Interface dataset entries
☆ ☆ ☆

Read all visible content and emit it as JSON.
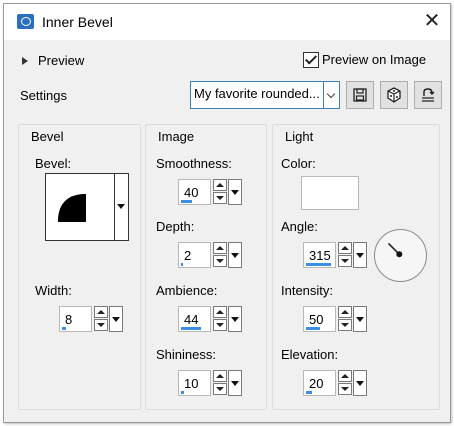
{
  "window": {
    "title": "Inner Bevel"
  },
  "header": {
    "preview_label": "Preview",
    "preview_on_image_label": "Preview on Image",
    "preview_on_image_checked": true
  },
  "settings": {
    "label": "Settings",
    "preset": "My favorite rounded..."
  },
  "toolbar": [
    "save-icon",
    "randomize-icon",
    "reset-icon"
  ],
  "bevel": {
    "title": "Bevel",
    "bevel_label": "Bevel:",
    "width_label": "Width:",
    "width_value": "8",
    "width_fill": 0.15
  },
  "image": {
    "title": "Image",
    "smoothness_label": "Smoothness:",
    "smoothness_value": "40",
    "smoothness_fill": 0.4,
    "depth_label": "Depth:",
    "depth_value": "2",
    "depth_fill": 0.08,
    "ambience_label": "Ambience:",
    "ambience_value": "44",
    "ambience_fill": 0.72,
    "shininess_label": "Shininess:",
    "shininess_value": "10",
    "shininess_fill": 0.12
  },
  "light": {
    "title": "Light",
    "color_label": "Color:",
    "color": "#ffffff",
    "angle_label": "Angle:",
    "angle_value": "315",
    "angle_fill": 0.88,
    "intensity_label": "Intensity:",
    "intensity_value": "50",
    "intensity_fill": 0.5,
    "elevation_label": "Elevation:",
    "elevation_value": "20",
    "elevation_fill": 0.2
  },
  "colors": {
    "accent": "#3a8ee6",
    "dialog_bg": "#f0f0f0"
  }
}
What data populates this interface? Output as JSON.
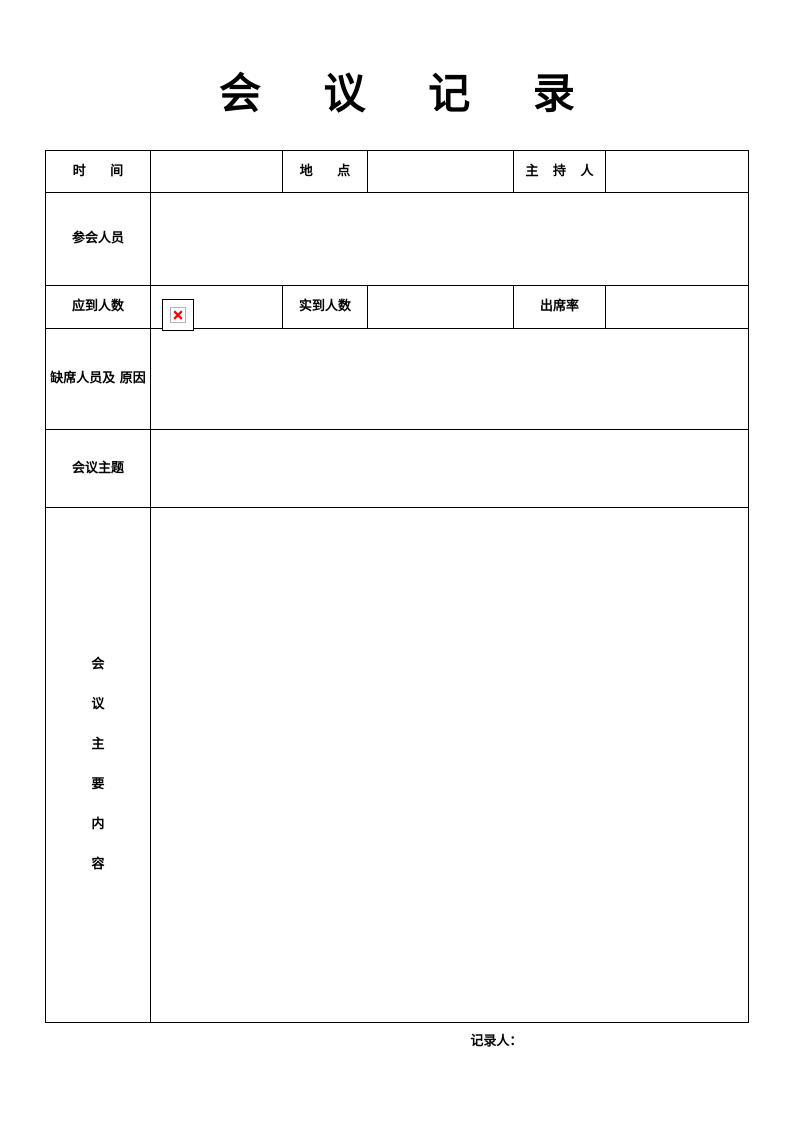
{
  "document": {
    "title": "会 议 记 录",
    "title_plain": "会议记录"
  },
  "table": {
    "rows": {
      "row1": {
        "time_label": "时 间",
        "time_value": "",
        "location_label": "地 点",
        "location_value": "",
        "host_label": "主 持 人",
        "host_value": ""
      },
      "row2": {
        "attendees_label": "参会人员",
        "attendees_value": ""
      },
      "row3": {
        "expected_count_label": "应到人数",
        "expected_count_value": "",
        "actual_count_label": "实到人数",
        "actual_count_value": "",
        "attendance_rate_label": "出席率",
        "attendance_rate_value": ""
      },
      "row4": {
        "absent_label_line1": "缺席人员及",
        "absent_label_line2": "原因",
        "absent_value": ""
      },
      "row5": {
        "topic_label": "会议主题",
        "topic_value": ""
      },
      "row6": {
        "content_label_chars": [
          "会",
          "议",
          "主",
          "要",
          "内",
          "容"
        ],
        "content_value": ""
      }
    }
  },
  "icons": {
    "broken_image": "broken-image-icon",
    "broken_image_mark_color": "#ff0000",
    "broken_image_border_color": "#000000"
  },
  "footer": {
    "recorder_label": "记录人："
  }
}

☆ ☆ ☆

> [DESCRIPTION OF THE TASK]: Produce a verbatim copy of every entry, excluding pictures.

> [COMPLETED TASK]:
Read all visible content and emit it as JSON.
{
  "window": {
    "title": "Inner Bevel"
  },
  "header": {
    "preview_label": "Preview",
    "preview_on_image_label": "Preview on Image",
    "preview_on_image_checked": true
  },
  "settings": {
    "label": "Settings",
    "preset": "My favorite rounded..."
  },
  "toolbar": [
    "save-icon",
    "randomize-icon",
    "reset-icon"
  ],
  "bevel": {
    "title": "Bevel",
    "bevel_label": "Bevel:",
    "width_label": "Width:",
    "width_value": "8",
    "width_fill": 0.15
  },
  "image": {
    "title": "Image",
    "smoothness_label": "Smoothness:",
    "smoothness_value": "40",
    "smoothness_fill": 0.4,
    "depth_label": "Depth:",
    "depth_value": "2",
    "depth_fill": 0.08,
    "ambience_label": "Ambience:",
    "ambience_value": "44",
    "ambience_fill": 0.72,
    "shininess_label": "Shininess:",
    "shininess_value": "10",
    "shininess_fill": 0.12
  },
  "light": {
    "title": "Light",
    "color_label": "Color:",
    "color": "#ffffff",
    "angle_label": "Angle:",
    "angle_value": "315",
    "angle_fill": 0.88,
    "intensity_label": "Intensity:",
    "intensity_value": "50",
    "intensity_fill": 0.5,
    "elevation_label": "Elevation:",
    "elevation_value": "20",
    "elevation_fill": 0.2
  },
  "colors": {
    "accent": "#3a8ee6",
    "dialog_bg": "#f0f0f0"
  }
}
What data populates this interface? Output as JSON.
{
  "document": {
    "title": "会 议 记 录",
    "title_plain": "会议记录"
  },
  "table": {
    "rows": {
      "row1": {
        "time_label": "时 间",
        "time_value": "",
        "location_label": "地 点",
        "location_value": "",
        "host_label": "主 持 人",
        "host_value": ""
      },
      "row2": {
        "attendees_label": "参会人员",
        "attendees_value": ""
      },
      "row3": {
        "expected_count_label": "应到人数",
        "expected_count_value": "",
        "actual_count_label": "实到人数",
        "actual_count_value": "",
        "attendance_rate_label": "出席率",
        "attendance_rate_value": ""
      },
      "row4": {
        "absent_label_line1": "缺席人员及",
        "absent_label_line2": "原因",
        "absent_value": ""
      },
      "row5": {
        "topic_label": "会议主题",
        "topic_value": ""
      },
      "row6": {
        "content_label_chars": [
          "会",
          "议",
          "主",
          "要",
          "内",
          "容"
        ],
        "content_value": ""
      }
    }
  },
  "icons": {
    "broken_image": "broken-image-icon",
    "broken_image_mark_color": "#ff0000",
    "broken_image_border_color": "#000000"
  },
  "footer": {
    "recorder_label": "记录人："
  }
}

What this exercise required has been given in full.